On the last day of November the weather has gone to rain and wind. Good weather for hunkering indoors and reading and writing.
It got me thinking about all this year’s literary prizes (and there were a lot) and how some of the results of those prizes won’t be known until 2016. Writing for competitions requires a lot of hope and patience.
The Bruntwood Prize for Playwriting http://www.writeaplay.co.uk/ was won this year by Katherine Soper. When I read about this one phrase stuck in my mind, the winning play was described as ‘written by a shop girl’. Obviously you wonder why they didn’t just call her a ‘writer’ as that’s clearly what she is. And the words ‘shop girl’ sounded slightly pejorative, as if working in a shop was bad. But it’s also funny!

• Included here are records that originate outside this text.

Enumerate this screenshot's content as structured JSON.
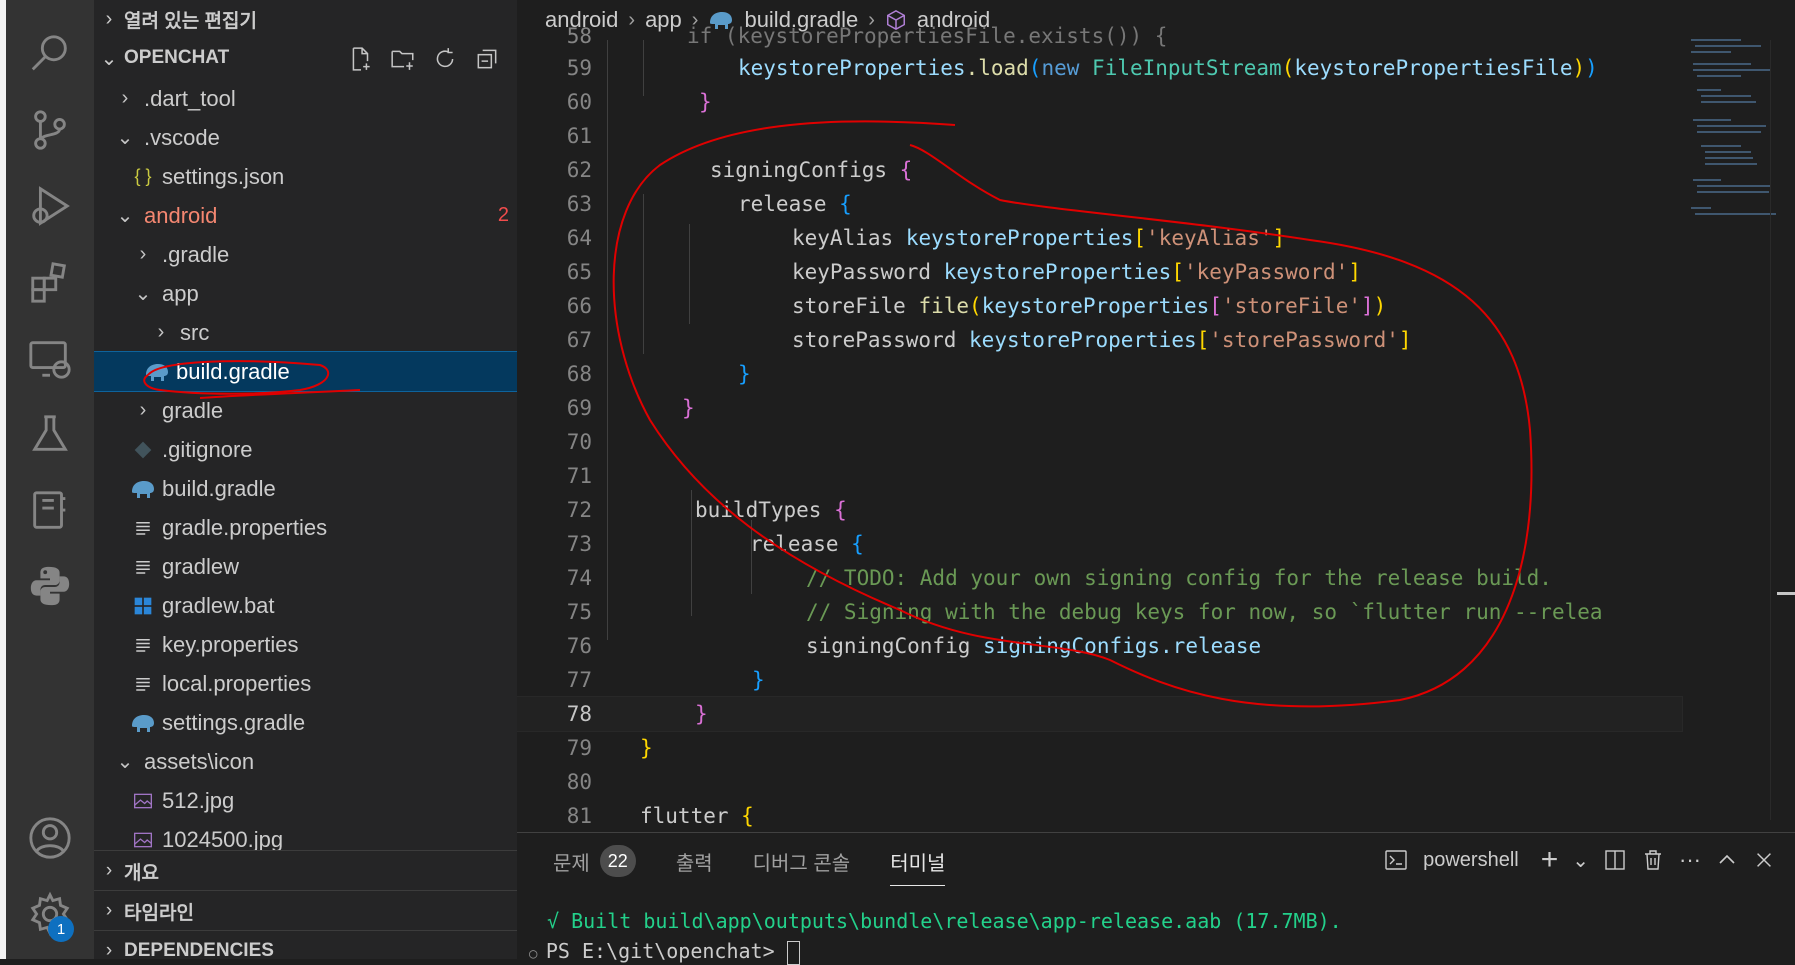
{
  "explorer": {
    "open_editors": "열려 있는 편집기",
    "project": "OPENCHAT",
    "tree": [
      {
        "label": ".dart_tool",
        "chev": "›",
        "icon": ""
      },
      {
        "label": ".vscode",
        "chev": "⌄",
        "icon": ""
      },
      {
        "label": "settings.json",
        "chev": "",
        "icon": "{ }"
      },
      {
        "label": "android",
        "chev": "⌄",
        "icon": "",
        "count": "2"
      },
      {
        "label": ".gradle",
        "chev": "›",
        "icon": ""
      },
      {
        "label": "app",
        "chev": "⌄",
        "icon": ""
      },
      {
        "label": "src",
        "chev": "›",
        "icon": ""
      },
      {
        "label": "build.gradle",
        "chev": "",
        "icon": "gradle"
      },
      {
        "label": "gradle",
        "chev": "›",
        "icon": ""
      },
      {
        "label": ".gitignore",
        "chev": "",
        "icon": "git"
      },
      {
        "label": "build.gradle",
        "chev": "",
        "icon": "gradle"
      },
      {
        "label": "gradle.properties",
        "chev": "",
        "icon": "lines"
      },
      {
        "label": "gradlew",
        "chev": "",
        "icon": "lines"
      },
      {
        "label": "gradlew.bat",
        "chev": "",
        "icon": "windows"
      },
      {
        "label": "key.properties",
        "chev": "",
        "icon": "lines"
      },
      {
        "label": "local.properties",
        "chev": "",
        "icon": "lines"
      },
      {
        "label": "settings.gradle",
        "chev": "",
        "icon": "gradle"
      },
      {
        "label": "assets\\icon",
        "chev": "⌄",
        "icon": ""
      },
      {
        "label": "512.jpg",
        "chev": "",
        "icon": "image"
      },
      {
        "label": "1024500.jpg",
        "chev": "",
        "icon": "image"
      }
    ],
    "outline": "개요",
    "timeline": "타임라인",
    "dependencies": "DEPENDENCIES"
  },
  "breadcrumb": {
    "p1": "android",
    "p2": "app",
    "p3": "build.gradle",
    "p4": "android"
  },
  "code": {
    "l58": "if (keystorePropertiesFile.exists()) {",
    "lines": [
      "58",
      "59",
      "60",
      "61",
      "62",
      "63",
      "64",
      "65",
      "66",
      "67",
      "68",
      "69",
      "70",
      "71",
      "72",
      "73",
      "74",
      "75",
      "76",
      "77",
      "78",
      "79",
      "80",
      "81"
    ],
    "t_load_obj": "keystoreProperties",
    "t_load_fn": ".load",
    "t_new": "new",
    "t_fis": "FileInputStream",
    "t_ksfile": "keystorePropertiesFile",
    "t_signingConfigs": "signingConfigs",
    "t_release": "release",
    "t_keyAlias": "keyAlias",
    "t_keyPassword": "keyPassword",
    "t_storeFile": "storeFile",
    "t_file": "file",
    "t_storePassword": "storePassword",
    "t_kp": "keystoreProperties",
    "s_keyAlias": "'keyAlias'",
    "s_keyPassword": "'keyPassword'",
    "s_storeFile": "'storeFile'",
    "s_storePassword": "'storePassword'",
    "t_buildTypes": "buildTypes",
    "c74": "// TODO: Add your own signing config for the release build.",
    "c75": "// Signing with the debug keys for now, so `flutter run --relea",
    "t_signingConfig": "signingConfig",
    "t_scr": "signingConfigs.release",
    "t_flutter": "flutter"
  },
  "panel": {
    "tab_problems": "문제",
    "problems_count": "22",
    "tab_output": "출력",
    "tab_debug": "디버그 콘솔",
    "tab_terminal": "터미널",
    "shell": "powershell",
    "term_line1": "√ Built build\\app\\outputs\\bundle\\release\\app-release.aab (17.7MB).",
    "term_prompt": "PS E:\\git\\openchat> "
  },
  "activity": {
    "accounts_badge": "1"
  },
  "colors": {
    "annotation": "#e00000",
    "accent": "#0e70c0"
  }
}
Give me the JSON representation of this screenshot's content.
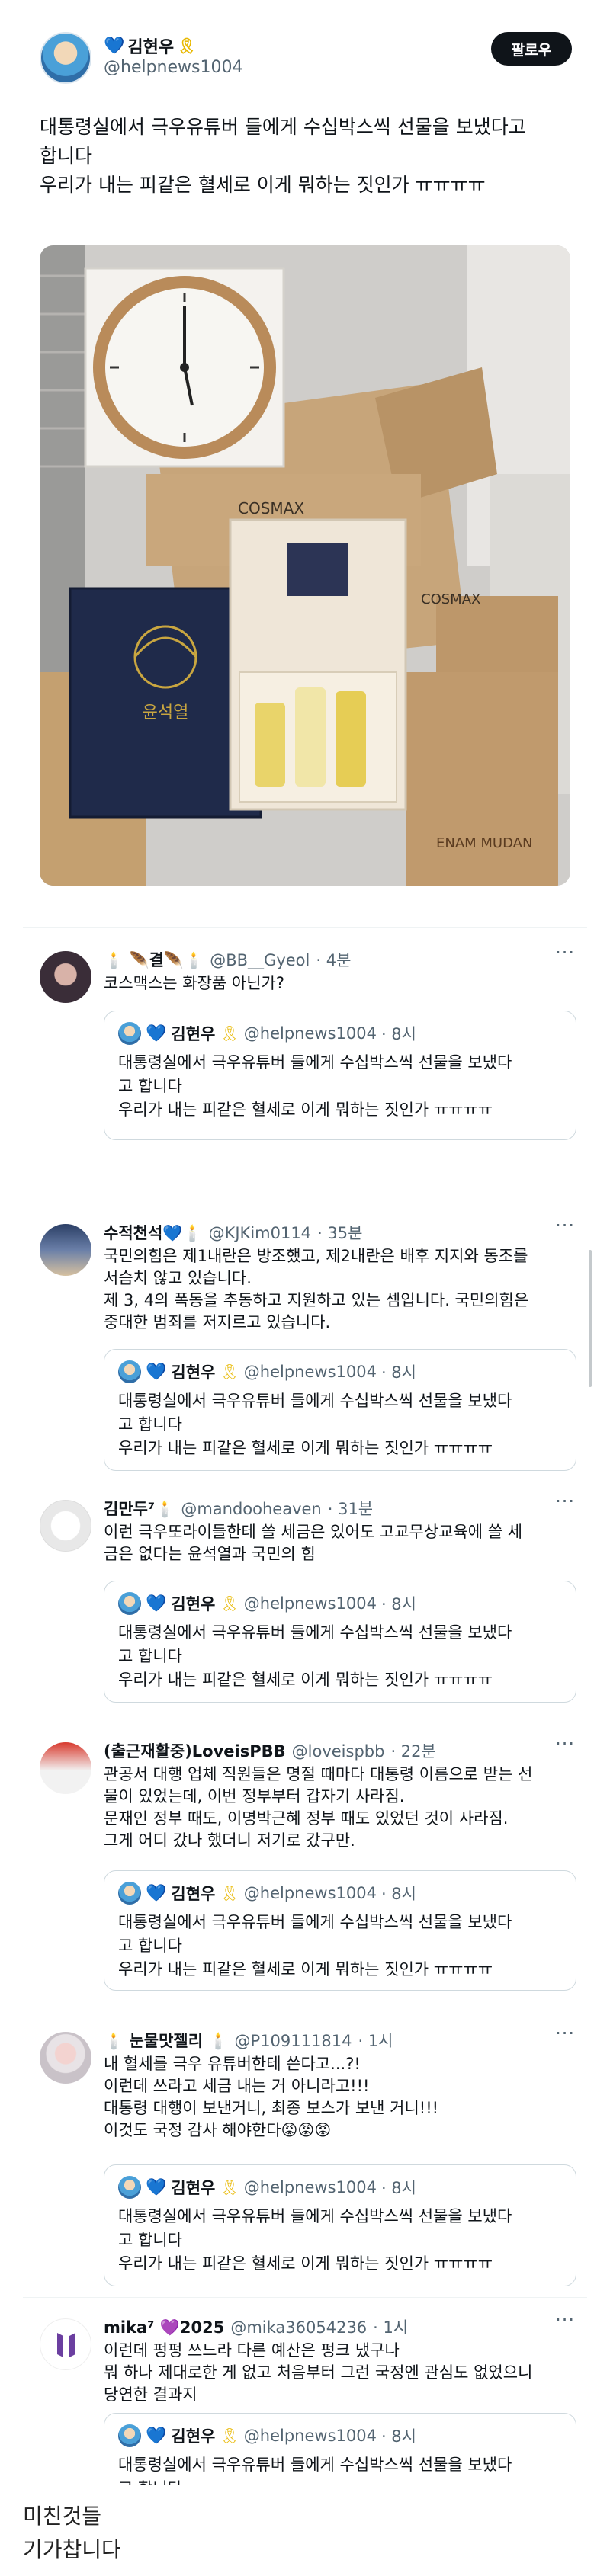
{
  "main_tweet": {
    "author_name": "김현우",
    "author_handle": "@helpnews1004",
    "follow_label": "팔로우",
    "text_line1": "대통령실에서 극우유튜버 들에게 수십박스씩 선물을 보냈다고",
    "text_line2": "합니다",
    "text_line3": "우리가 내는 피같은 혈세로 이게 뭐하는 짓인가 ㅠㅠㅠㅠ",
    "photo_texts": {
      "box_brand": "COSMAX",
      "box_brand2": "COSMAX",
      "signature": "윤석열",
      "box_side": "ENAM MUDAN"
    }
  },
  "quote": {
    "name": "김현우",
    "handle": "@helpnews1004",
    "time": "· 8시",
    "line1": "대통령실에서 극우유튜버 들에게 수십박스씩 선물을 보냈다",
    "line2": "고 합니다",
    "line3": "우리가 내는 피같은 혈세로 이게 뭐하는 짓인가 ㅠㅠㅠㅠ"
  },
  "replies": [
    {
      "name": "🕯️ 🪶결🪶🕯️",
      "handle": "@BB__Gyeol",
      "time": "· 4분",
      "text": "코스맥스는 화장품 아닌가?"
    },
    {
      "name": "수적천석💙🕯️",
      "handle": "@KJKim0114",
      "time": "· 35분",
      "text": "국민의힘은 제1내란은 방조했고, 제2내란은 배후 지지와 동조를\n서슴치 않고 있습니다.\n제 3, 4의 폭동을 추동하고 지원하고 있는 셈입니다. 국민의힘은\n중대한 범죄를 저지르고 있습니다."
    },
    {
      "name": "김만두⁷🕯️",
      "handle": "@mandooheaven",
      "time": "· 31분",
      "text": "이런 극우또라이들한테 쓸 세금은 있어도 고교무상교육에 쓸 세\n금은 없다는 윤석열과 국민의 힘"
    },
    {
      "name": "(출근재활중)LoveisPBB",
      "handle": "@loveispbb",
      "time": "· 22분",
      "text": "관공서 대행 업체 직원들은 명절 때마다 대통령 이름으로 받는 선\n물이 있었는데, 이번 정부부터 갑자기 사라짐.\n문재인 정부 때도, 이명박근혜 정부 때도 있었던 것이 사라짐.\n그게 어디 갔나 했더니 저기로 갔구만."
    },
    {
      "name": "🕯️ 눈물맛젤리 🕯️",
      "handle": "@P109111814",
      "time": "· 1시",
      "text": "내 혈세를 극우 유튜버한테 쓴다고...?!\n이런데 쓰라고 세금 내는 거 아니라고!!!\n대통령 대행이 보낸거니, 최종 보스가 보낸 거니!!!\n이것도 국정 감사 해야한다😡😡😡"
    },
    {
      "name": "mika⁷ 💜2025",
      "handle": "@mika36054236",
      "time": "· 1시",
      "text": "이런데 펑펑 쓰느라 다른 예산은 펑크 냈구나\n뭐 하나 제대로한 게 없고 처음부터 그런 국정엔 관심도 없었으니\n당연한 결과지"
    }
  ],
  "more_label": "···",
  "caption": {
    "line1": "미친것들",
    "line2": "기가찹니다"
  }
}
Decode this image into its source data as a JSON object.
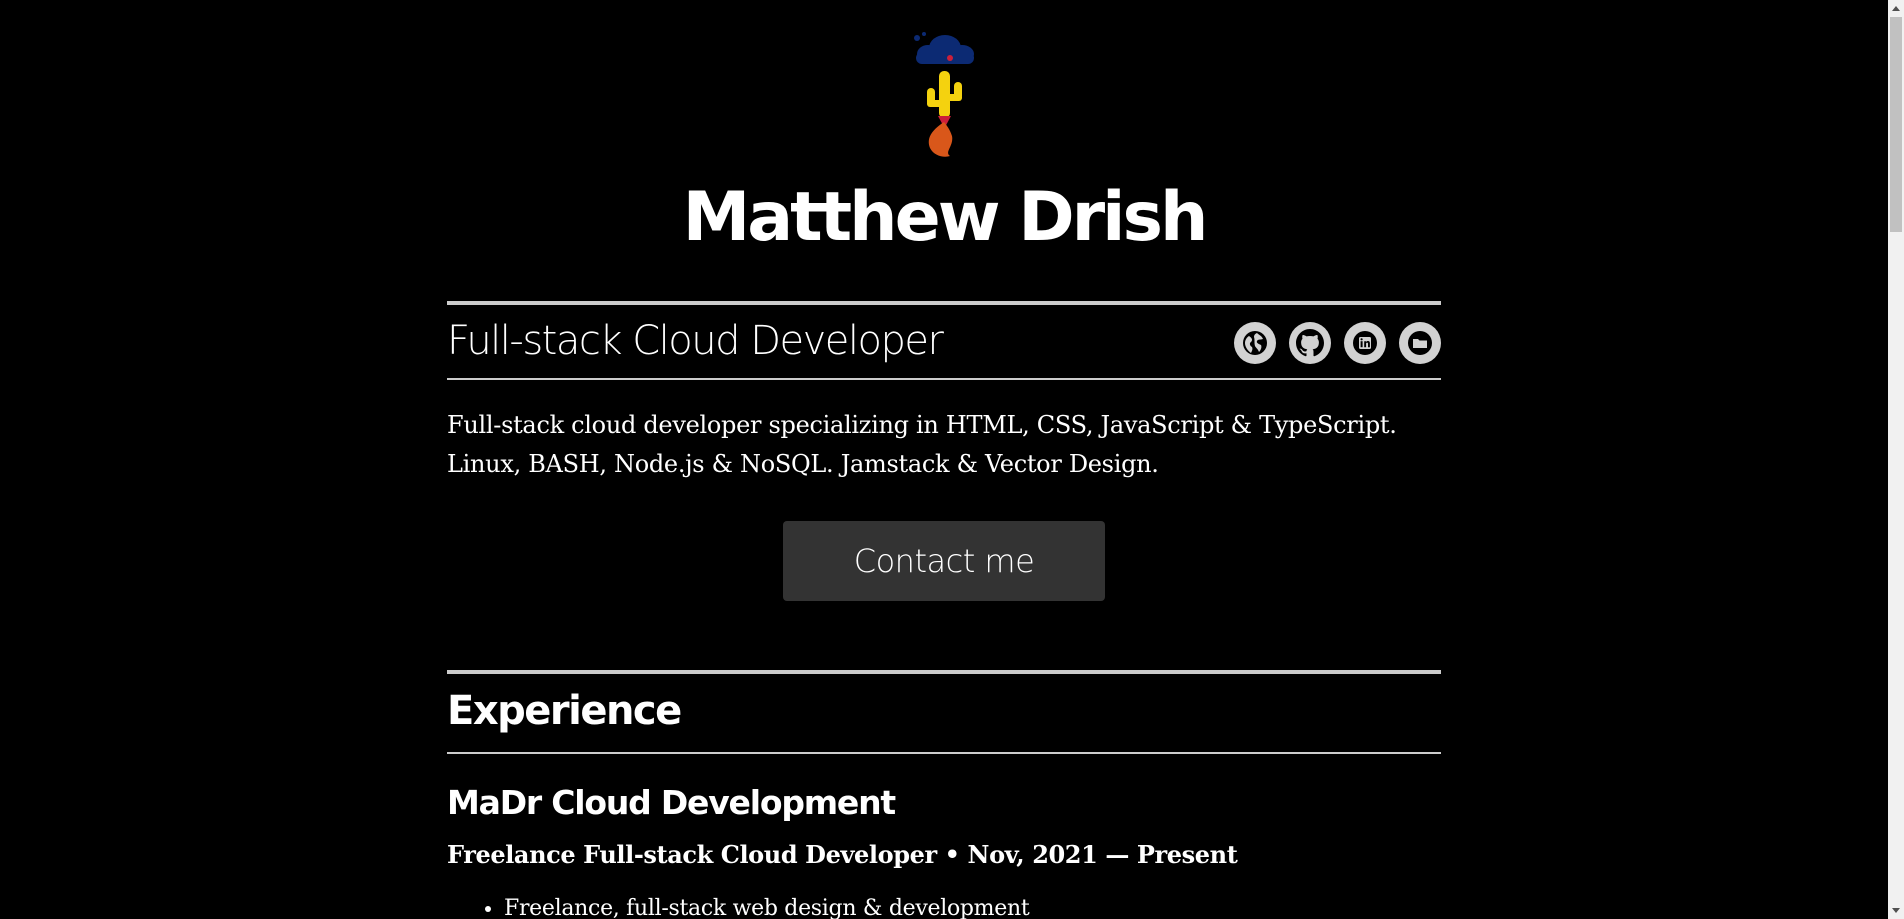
{
  "header": {
    "name": "Matthew Drish",
    "subtitle": "Full-stack Cloud Developer"
  },
  "social": [
    {
      "name": "website",
      "icon": "globe-icon"
    },
    {
      "name": "github",
      "icon": "github-icon"
    },
    {
      "name": "linkedin",
      "icon": "linkedin-icon"
    },
    {
      "name": "portfolio",
      "icon": "folder-icon"
    }
  ],
  "summary": {
    "line1": "Full-stack cloud developer specializing in HTML, CSS, JavaScript & TypeScript.",
    "line2": "Linux, BASH, Node.js & NoSQL. Jamstack & Vector Design."
  },
  "contact_label": "Contact me",
  "experience": {
    "title": "Experience",
    "items": [
      {
        "company": "MaDr Cloud Development",
        "role": "Freelance Full-stack Cloud Developer • Nov, 2021 — Present",
        "bullets": [
          "Freelance, full-stack web design & development"
        ]
      }
    ]
  },
  "colors": {
    "background": "#000000",
    "text": "#ffffff",
    "rule": "#cccccc",
    "button": "#333333",
    "icon_bg": "#d2d2d2",
    "logo_cloud": "#0c2a73",
    "logo_cactus": "#f4d20f",
    "logo_flame": "#d9571a",
    "logo_accent": "#cc1f3a"
  }
}
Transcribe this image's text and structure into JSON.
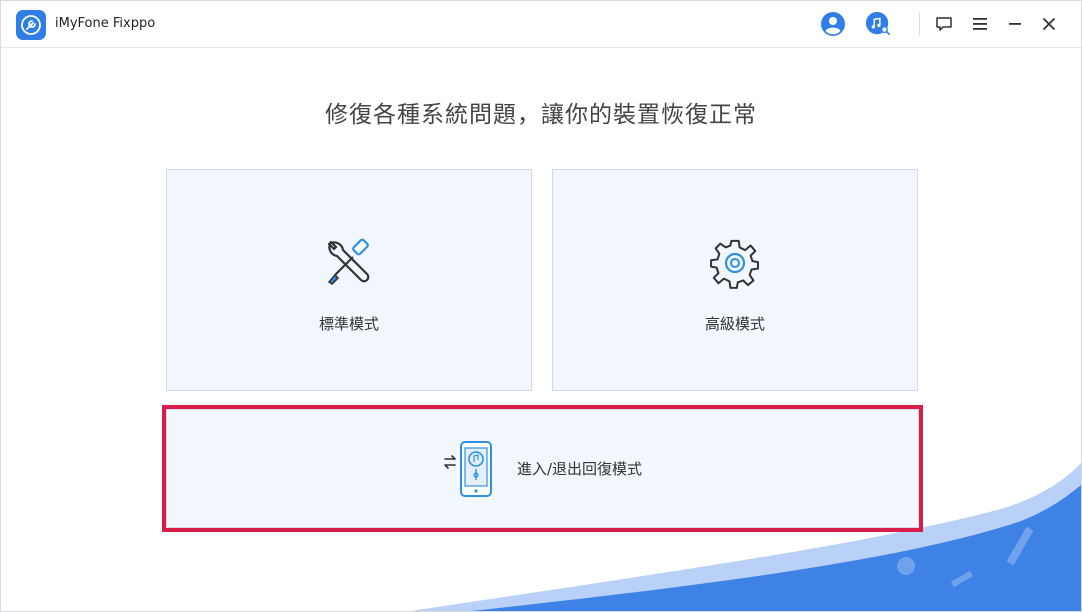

Lots of writers have worked in shops, some still do, and then I remembered reading about another playwright who was also referred to as “Shop Girl Writes Play” by a newspaper after she won a prize. That writer was Dodie Smith (Dorothy Gladys Smith, 1896-1990) and she was working at Heals in 1931. Before she started writing novels, Dodie Smith wrote plays. She had worked in the theatre so writing plays would have seemed a natural progression.
Most people will know of Dodie’s first novel I Capture the Castle published in 1948, which has that famous and brilliant first line, “I write this sitting in the kitchen sink.” After that the rest of the book has a lot to live up to and fortunately doesn’t disappoint. It’s such a wonderfully funny, bittersweet love letter to growing up, writing and England. The 2003 film version with Romola Garai as the narrator, Cassandra, definitely does the book justice.
Dodie’s other famous work was the children’s book The Hundred and One Dalmatians (1956) which was apparently inspired by a friend’s comment about Dodie’s own beloved dalmatians “Those dogs would make a lovely fur coat!”
It’s another well observed book and mixes humour and fear brilliantly. Cruella de Vil is terrifying, but also a great (if unintentional) anti-fur ambassador. Who would want to be like her?
Dodie spent all her life writing and if it wasn’t books or plays, it was letters to friends or her diary. She was a full-on full-time writer and a wonderful inspiration to anyone who’s ever worked in a shop and dreamed of be able to write professionally.
If you want to know the full story about Dodie get hold of Valerie Grove’s biography Dear Dodie: The Life of Dodie Smith